Exact copies of all the records are to be output.

◆ **Records shown**:

════════

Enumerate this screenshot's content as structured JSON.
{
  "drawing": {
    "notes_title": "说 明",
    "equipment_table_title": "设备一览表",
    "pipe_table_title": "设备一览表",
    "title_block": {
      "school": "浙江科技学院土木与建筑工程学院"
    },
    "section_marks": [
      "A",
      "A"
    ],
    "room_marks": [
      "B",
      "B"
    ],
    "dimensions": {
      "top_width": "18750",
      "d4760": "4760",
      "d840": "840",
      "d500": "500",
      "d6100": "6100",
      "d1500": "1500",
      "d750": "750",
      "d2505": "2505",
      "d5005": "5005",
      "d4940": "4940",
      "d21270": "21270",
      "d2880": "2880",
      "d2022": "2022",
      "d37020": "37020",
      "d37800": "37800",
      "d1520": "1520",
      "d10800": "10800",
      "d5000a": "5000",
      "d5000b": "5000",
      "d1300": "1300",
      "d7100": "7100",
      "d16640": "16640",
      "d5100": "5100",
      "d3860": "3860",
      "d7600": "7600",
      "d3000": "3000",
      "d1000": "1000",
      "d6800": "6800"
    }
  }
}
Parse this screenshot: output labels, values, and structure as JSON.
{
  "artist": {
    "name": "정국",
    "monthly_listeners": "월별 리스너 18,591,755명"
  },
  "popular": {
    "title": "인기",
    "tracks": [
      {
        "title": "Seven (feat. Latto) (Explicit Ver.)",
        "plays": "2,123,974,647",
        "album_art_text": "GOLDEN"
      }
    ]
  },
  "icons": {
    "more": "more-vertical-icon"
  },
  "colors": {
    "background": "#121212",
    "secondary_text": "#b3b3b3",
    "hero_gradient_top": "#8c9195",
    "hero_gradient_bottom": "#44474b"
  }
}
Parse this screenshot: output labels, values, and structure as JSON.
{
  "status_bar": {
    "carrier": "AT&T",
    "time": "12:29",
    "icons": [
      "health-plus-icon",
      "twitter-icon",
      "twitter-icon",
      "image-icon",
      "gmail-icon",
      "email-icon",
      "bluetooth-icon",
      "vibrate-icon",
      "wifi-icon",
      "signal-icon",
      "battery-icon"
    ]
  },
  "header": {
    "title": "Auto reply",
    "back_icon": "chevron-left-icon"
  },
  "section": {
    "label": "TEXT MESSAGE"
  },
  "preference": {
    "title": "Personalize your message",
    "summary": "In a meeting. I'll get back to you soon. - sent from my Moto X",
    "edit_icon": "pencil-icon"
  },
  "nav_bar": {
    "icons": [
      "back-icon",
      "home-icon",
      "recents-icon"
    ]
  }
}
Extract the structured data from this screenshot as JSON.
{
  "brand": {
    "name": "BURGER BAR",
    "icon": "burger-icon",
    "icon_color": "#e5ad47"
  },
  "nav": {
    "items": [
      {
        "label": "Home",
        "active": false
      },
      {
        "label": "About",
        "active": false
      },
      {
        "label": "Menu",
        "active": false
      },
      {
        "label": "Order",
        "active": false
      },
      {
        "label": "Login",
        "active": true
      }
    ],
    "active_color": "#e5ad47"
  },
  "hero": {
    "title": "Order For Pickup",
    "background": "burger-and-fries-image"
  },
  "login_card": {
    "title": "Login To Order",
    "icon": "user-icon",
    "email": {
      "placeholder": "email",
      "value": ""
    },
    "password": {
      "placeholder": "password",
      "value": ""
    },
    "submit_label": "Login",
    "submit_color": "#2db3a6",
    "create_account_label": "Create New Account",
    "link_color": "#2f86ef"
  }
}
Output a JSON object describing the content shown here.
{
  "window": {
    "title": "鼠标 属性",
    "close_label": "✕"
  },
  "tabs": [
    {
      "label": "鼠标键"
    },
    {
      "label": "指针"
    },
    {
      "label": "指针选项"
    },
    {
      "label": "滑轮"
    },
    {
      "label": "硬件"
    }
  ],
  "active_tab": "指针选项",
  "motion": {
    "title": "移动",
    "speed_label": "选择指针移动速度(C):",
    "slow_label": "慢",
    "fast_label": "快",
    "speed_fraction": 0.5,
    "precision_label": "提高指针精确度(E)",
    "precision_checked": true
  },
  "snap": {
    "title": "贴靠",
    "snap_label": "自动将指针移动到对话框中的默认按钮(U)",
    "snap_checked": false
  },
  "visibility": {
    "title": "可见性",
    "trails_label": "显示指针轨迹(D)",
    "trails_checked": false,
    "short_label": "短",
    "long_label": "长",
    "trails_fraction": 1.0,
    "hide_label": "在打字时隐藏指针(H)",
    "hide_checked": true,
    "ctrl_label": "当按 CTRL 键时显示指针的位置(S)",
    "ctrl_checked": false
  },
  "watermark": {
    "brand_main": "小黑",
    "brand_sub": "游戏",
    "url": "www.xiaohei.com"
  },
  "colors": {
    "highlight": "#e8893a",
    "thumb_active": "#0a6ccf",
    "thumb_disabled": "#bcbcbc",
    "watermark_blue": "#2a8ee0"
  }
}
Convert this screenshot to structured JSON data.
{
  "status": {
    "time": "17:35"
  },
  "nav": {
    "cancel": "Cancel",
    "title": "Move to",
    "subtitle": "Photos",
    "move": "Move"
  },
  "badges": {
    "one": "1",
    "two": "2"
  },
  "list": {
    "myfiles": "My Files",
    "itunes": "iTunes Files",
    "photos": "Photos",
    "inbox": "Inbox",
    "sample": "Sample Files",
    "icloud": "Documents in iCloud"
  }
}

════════

◆ **Task result**:
Enumerate this screenshot's content as structured JSON.
{
  "drawing": {
    "notes_title": "说 明",
    "equipment_table_title": "设备一览表",
    "pipe_table_title": "设备一览表",
    "title_block": {
      "school": "浙江科技学院土木与建筑工程学院"
    },
    "section_marks": [
      "A",
      "A"
    ],
    "room_marks": [
      "B",
      "B"
    ],
    "dimensions": {
      "top_width": "18750",
      "d4760": "4760",
      "d840": "840",
      "d500": "500",
      "d6100": "6100",
      "d1500": "1500",
      "d750": "750",
      "d2505": "2505",
      "d5005": "5005",
      "d4940": "4940",
      "d21270": "21270",
      "d2880": "2880",
      "d2022": "2022",
      "d37020": "37020",
      "d37800": "37800",
      "d1520": "1520",
      "d10800": "10800",
      "d5000a": "5000",
      "d5000b": "5000",
      "d1300": "1300",
      "d7100": "7100",
      "d16640": "16640",
      "d5100": "5100",
      "d3860": "3860",
      "d7600": "7600",
      "d3000": "3000",
      "d1000": "1000",
      "d6800": "6800"
    }
  }
}
Parse this screenshot: output labels, values, and structure as JSON.
{
  "artist": {
    "name": "정국",
    "monthly_listeners": "월별 리스너 18,591,755명"
  },
  "popular": {
    "title": "인기",
    "tracks": [
      {
        "title": "Seven (feat. Latto) (Explicit Ver.)",
        "plays": "2,123,974,647",
        "album_art_text": "GOLDEN"
      }
    ]
  },
  "icons": {
    "more": "more-vertical-icon"
  },
  "colors": {
    "background": "#121212",
    "secondary_text": "#b3b3b3",
    "hero_gradient_top": "#8c9195",
    "hero_gradient_bottom": "#44474b"
  }
}
Parse this screenshot: output labels, values, and structure as JSON.
{
  "status_bar": {
    "carrier": "AT&T",
    "time": "12:29",
    "icons": [
      "health-plus-icon",
      "twitter-icon",
      "twitter-icon",
      "image-icon",
      "gmail-icon",
      "email-icon",
      "bluetooth-icon",
      "vibrate-icon",
      "wifi-icon",
      "signal-icon",
      "battery-icon"
    ]
  },
  "header": {
    "title": "Auto reply",
    "back_icon": "chevron-left-icon"
  },
  "section": {
    "label": "TEXT MESSAGE"
  },
  "preference": {
    "title": "Personalize your message",
    "summary": "In a meeting. I'll get back to you soon. - sent from my Moto X",
    "edit_icon": "pencil-icon"
  },
  "nav_bar": {
    "icons": [
      "back-icon",
      "home-icon",
      "recents-icon"
    ]
  }
}
Extract the structured data from this screenshot as JSON.
{
  "brand": {
    "name": "BURGER BAR",
    "icon": "burger-icon",
    "icon_color": "#e5ad47"
  },
  "nav": {
    "items": [
      {
        "label": "Home",
        "active": false
      },
      {
        "label": "About",
        "active": false
      },
      {
        "label": "Menu",
        "active": false
      },
      {
        "label": "Order",
        "active": false
      },
      {
        "label": "Login",
        "active": true
      }
    ],
    "active_color": "#e5ad47"
  },
  "hero": {
    "title": "Order For Pickup",
    "background": "burger-and-fries-image"
  },
  "login_card": {
    "title": "Login To Order",
    "icon": "user-icon",
    "email": {
      "placeholder": "email",
      "value": ""
    },
    "password": {
      "placeholder": "password",
      "value": ""
    },
    "submit_label": "Login",
    "submit_color": "#2db3a6",
    "create_account_label": "Create New Account",
    "link_color": "#2f86ef"
  }
}
Output a JSON object describing the content shown here.
{
  "window": {
    "title": "鼠标 属性",
    "close_label": "✕"
  },
  "tabs": [
    {
      "label": "鼠标键"
    },
    {
      "label": "指针"
    },
    {
      "label": "指针选项"
    },
    {
      "label": "滑轮"
    },
    {
      "label": "硬件"
    }
  ],
  "active_tab": "指针选项",
  "motion": {
    "title": "移动",
    "speed_label": "选择指针移动速度(C):",
    "slow_label": "慢",
    "fast_label": "快",
    "speed_fraction": 0.5,
    "precision_label": "提高指针精确度(E)",
    "precision_checked": true
  },
  "snap": {
    "title": "贴靠",
    "snap_label": "自动将指针移动到对话框中的默认按钮(U)",
    "snap_checked": false
  },
  "visibility": {
    "title": "可见性",
    "trails_label": "显示指针轨迹(D)",
    "trails_checked": false,
    "short_label": "短",
    "long_label": "长",
    "trails_fraction": 1.0,
    "hide_label": "在打字时隐藏指针(H)",
    "hide_checked": true,
    "ctrl_label": "当按 CTRL 键时显示指针的位置(S)",
    "ctrl_checked": false
  },
  "watermark": {
    "brand_main": "小黑",
    "brand_sub": "游戏",
    "url": "www.xiaohei.com"
  },
  "colors": {
    "highlight": "#e8893a",
    "thumb_active": "#0a6ccf",
    "thumb_disabled": "#bcbcbc",
    "watermark_blue": "#2a8ee0"
  }
}
Convert this screenshot to structured JSON data.
{
  "status": {
    "time": "17:35"
  },
  "nav": {
    "cancel": "Cancel",
    "title": "Move to",
    "subtitle": "Photos",
    "move": "Move"
  },
  "badges": {
    "one": "1",
    "two": "2"
  },
  "list": {
    "myfiles": "My Files",
    "itunes": "iTunes Files",
    "photos": "Photos",
    "inbox": "Inbox",
    "sample": "Sample Files",
    "icloud": "Documents in iCloud"
  }
}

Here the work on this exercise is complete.